Have them take turns interacting, leaving the other free to talk. This can be difficult to manage at times but creates a great dynamic generating rich feedback.

5. Start easy
Kids, (esp. boys) don’t like to be wrong. Make sure they feel confident and reassured by asking super easy icebreaker questions like; “what are your favourite …” etc.

6. Free range
Thinking aloud while using a product can be very distracting for kids and results in unnatural behaviour, so aim for free-range activities with absolute minimum instruction. Slip into the background as much as possible while they are interacting with the product.

7. Together, then one at a time
Start off directing questions at both kids together before addressing them individually, this saves you putting one of them on the spot and will also help you work out and manage the dynamic when one kid dominates.

8. Choose your words carefully
Try to match your language with the kids (particularly nouns). This might mean you refer or point to ‘things’ until they fill the gaps, then gradually adopt their descriptive terms.

9. Leave the room
Choose your timing and make an excuse to exit the room (assuming you have observation facility). This is the best possible way to observe natural behaviour. Don’t blow your cover though, if you say you’re going to get them a drink, bring one back.

10. Don’t load them up on e-numbers
Their concentration levels can quickly evaporate once sugary or coloured foods kick in leaving you short-changed of feedback. …and their parents will curse you on the ride home.

Anyone want to make it a top 11 or 12 ?

UPDATE: I stumbled across a more theoretical article about usability testing with children. It’s coming from a more academic and psychological angle.

UX research. Making every minute count


Facilitating ‘face to face’ interviews with your clients’ customers is central to UX research. It’s also one of the most difficult of all UX skills to develop.

Valuable insights can be generated and captured during each session but you’re often having to cover a lot of ground in the time allocated.

After hundreds of these sessions I still find myself so deeply immersed in observing the participant’s experience of the product that it’s easy to lose track of these precious minutes, dwelling on one activity or area of focus at the expense of another.

I thought I’d share this very simple tool to help keep track of time and make the most of every minute of these sessions. It’s basically a modified clock face.

Grab yourself a wall clock and cut out a new paper face. Cut a slit from the edge to the centre so it can be slipped around the arms of the clock. Mark and name your time allocations on the new face.
At the beginning of each session, just wind the minute hand back to the start and you’re on your way.
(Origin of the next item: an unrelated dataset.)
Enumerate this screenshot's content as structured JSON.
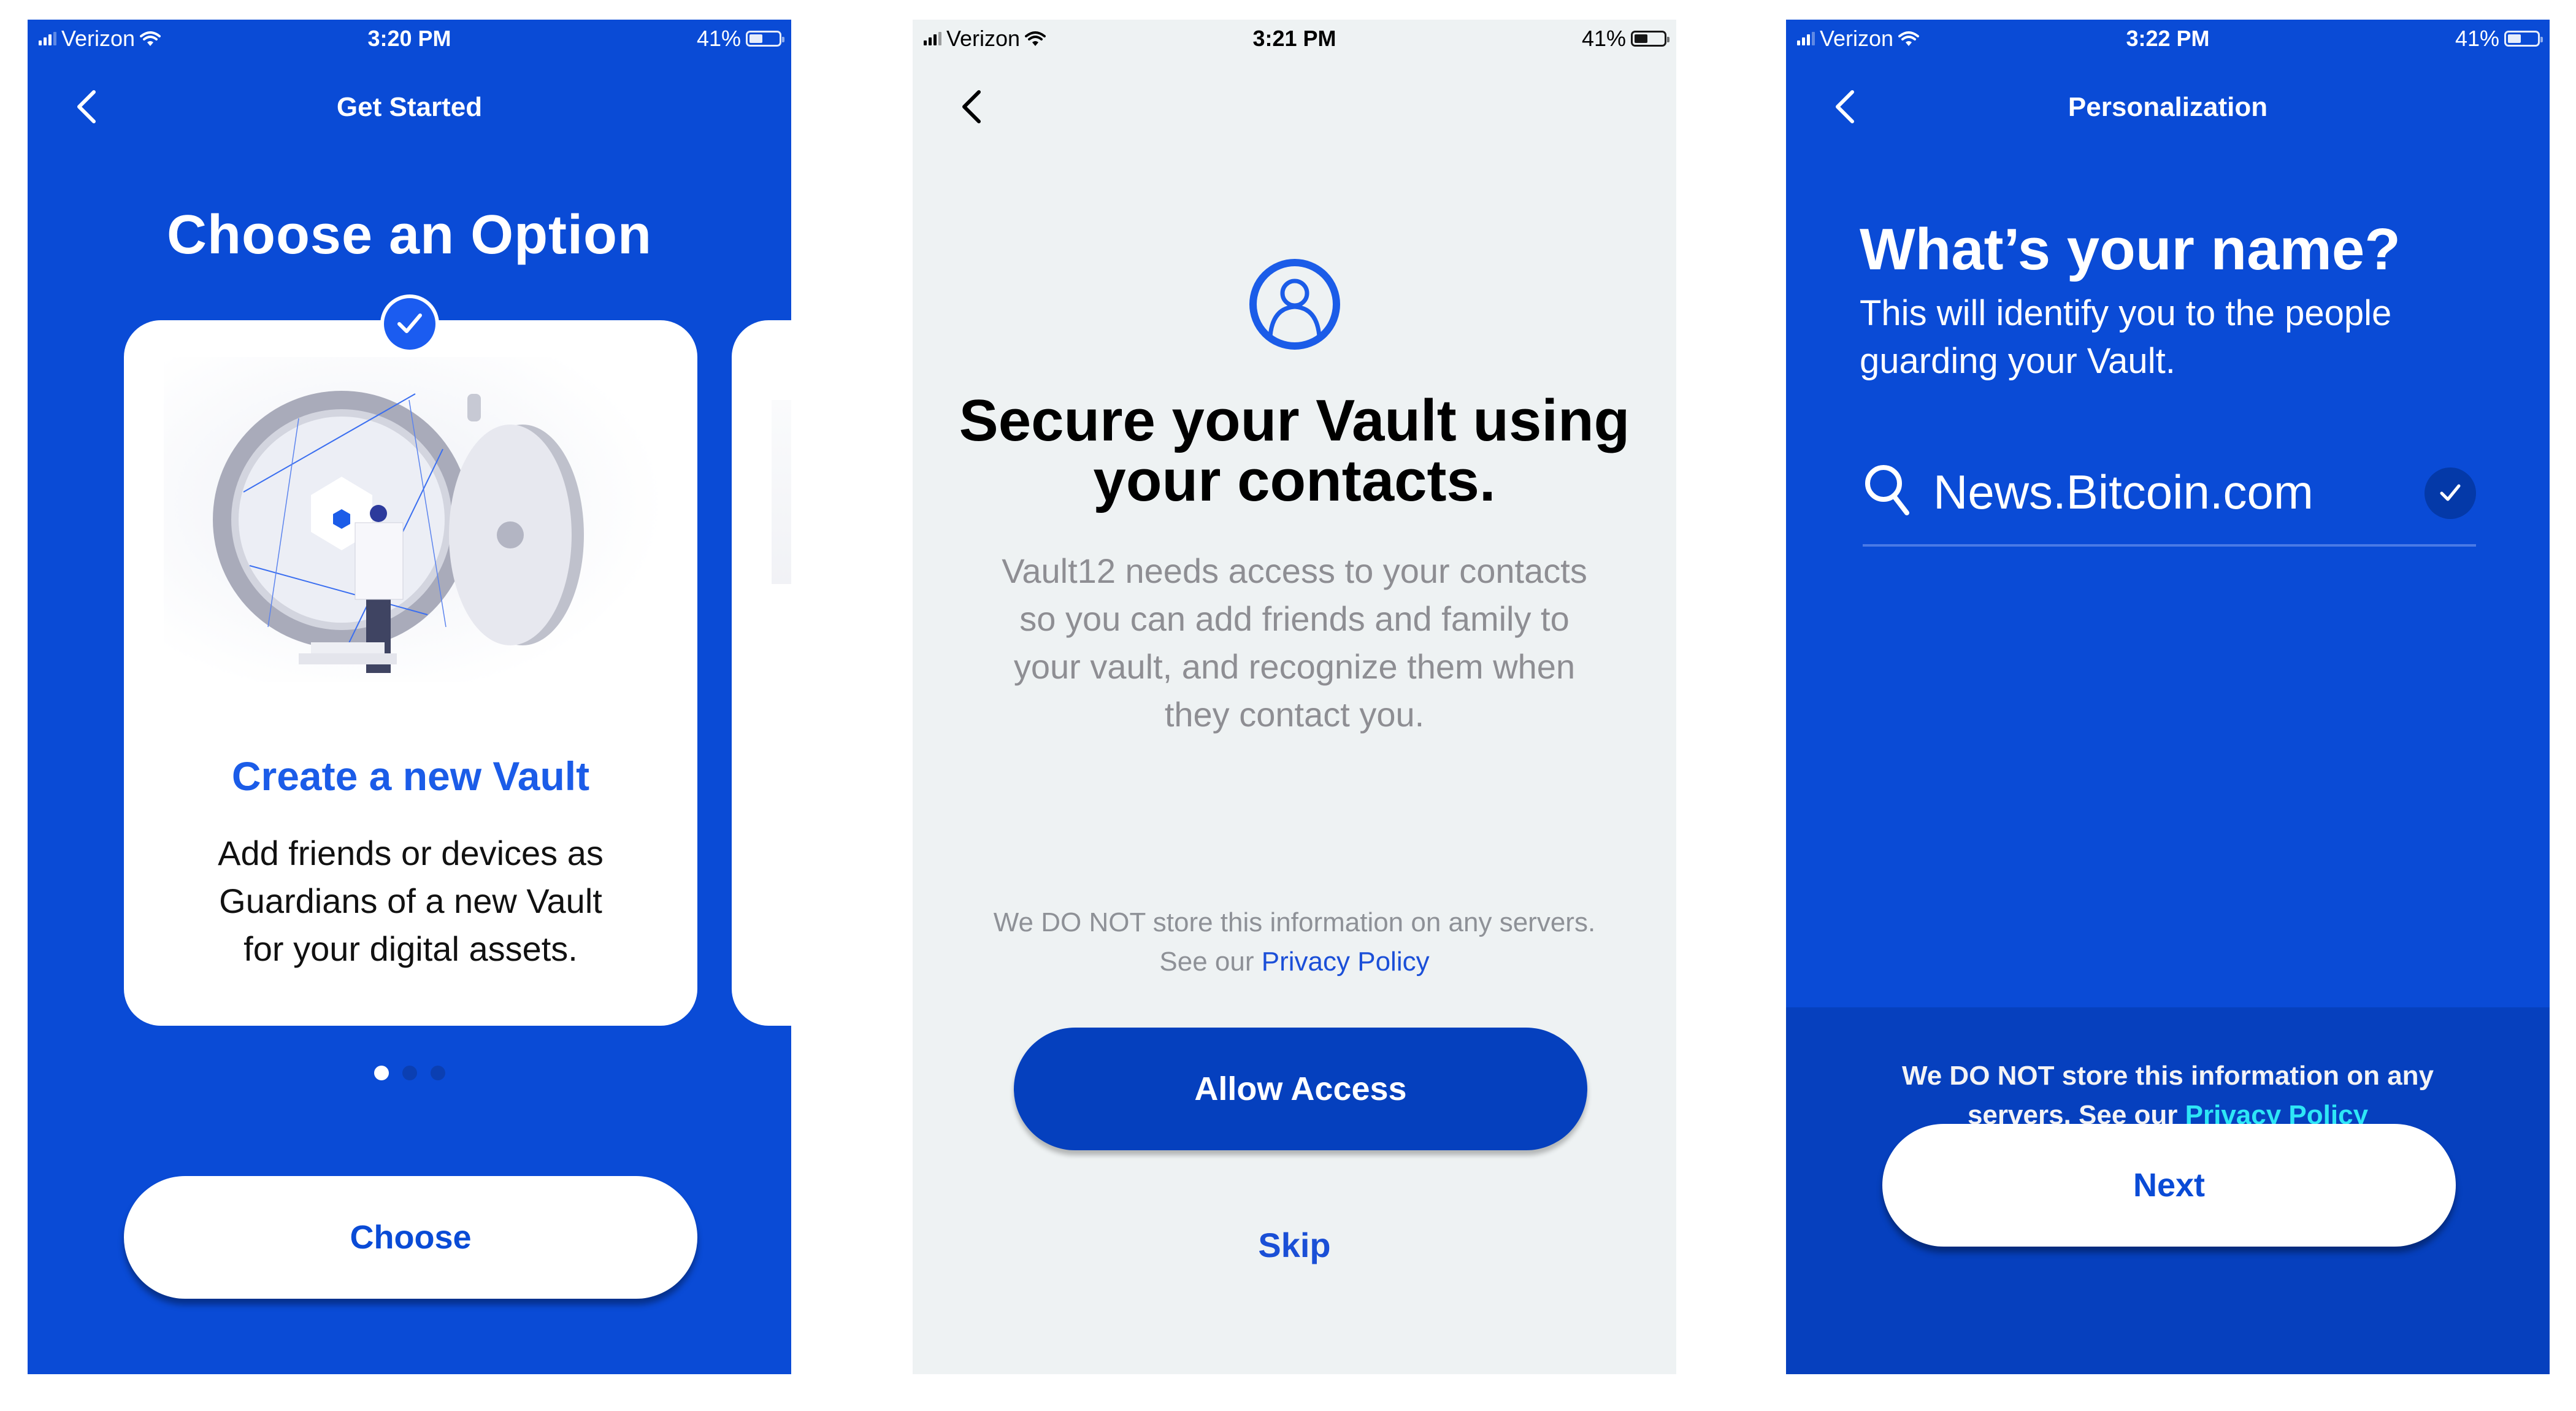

For a 90 minute session mark the segments on a spiral going inward, like in the picture of this one I used recently. Oh, and I removed the hour and second hands too.